Required action. Go through the entries, filter for the word "Prathumthong", and copy every line that has it.

(Excerpts from an interface dataset)
Content starts
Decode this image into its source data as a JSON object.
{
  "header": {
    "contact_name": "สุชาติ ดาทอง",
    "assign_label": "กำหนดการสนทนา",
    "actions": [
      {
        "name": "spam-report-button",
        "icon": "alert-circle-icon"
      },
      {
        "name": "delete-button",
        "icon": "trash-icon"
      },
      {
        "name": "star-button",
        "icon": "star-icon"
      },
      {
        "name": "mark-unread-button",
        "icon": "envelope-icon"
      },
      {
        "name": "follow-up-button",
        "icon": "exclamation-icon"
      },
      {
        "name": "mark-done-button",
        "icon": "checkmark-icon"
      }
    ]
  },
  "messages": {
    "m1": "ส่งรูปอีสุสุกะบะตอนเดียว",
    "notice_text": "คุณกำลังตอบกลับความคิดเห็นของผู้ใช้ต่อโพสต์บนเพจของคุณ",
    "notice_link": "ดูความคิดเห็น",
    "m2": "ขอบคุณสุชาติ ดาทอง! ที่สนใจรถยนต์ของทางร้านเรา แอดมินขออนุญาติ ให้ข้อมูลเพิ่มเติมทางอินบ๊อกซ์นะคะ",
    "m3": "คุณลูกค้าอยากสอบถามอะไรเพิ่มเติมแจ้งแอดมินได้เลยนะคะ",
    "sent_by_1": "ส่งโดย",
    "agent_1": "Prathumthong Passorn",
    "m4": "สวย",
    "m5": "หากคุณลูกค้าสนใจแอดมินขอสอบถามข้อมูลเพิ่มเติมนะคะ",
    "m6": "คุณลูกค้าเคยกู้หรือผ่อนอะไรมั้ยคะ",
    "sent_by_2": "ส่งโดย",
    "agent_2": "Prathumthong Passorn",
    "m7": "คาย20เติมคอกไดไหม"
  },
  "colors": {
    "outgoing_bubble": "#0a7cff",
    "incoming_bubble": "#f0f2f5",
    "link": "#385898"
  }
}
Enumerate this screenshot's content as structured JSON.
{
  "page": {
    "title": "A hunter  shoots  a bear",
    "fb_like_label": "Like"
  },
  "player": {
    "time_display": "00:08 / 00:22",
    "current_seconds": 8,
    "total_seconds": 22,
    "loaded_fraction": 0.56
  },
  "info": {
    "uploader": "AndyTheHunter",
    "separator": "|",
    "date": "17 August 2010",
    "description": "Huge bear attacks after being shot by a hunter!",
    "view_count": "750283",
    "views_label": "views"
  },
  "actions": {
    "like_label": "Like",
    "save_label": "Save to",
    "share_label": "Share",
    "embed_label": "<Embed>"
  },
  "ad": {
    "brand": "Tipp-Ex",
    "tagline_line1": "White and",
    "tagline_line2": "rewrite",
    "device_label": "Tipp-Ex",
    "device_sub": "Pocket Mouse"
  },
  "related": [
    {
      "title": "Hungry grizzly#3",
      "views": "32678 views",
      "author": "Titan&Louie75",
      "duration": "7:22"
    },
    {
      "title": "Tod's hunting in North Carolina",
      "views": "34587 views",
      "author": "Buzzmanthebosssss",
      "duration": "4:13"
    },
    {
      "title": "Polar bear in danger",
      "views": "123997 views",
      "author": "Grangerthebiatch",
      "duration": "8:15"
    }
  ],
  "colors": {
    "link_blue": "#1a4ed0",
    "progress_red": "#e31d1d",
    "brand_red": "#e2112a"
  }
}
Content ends
Written solution.
    "agent_1": "Prathumthong Passorn",
    "agent_2": "Prathumthong Passorn",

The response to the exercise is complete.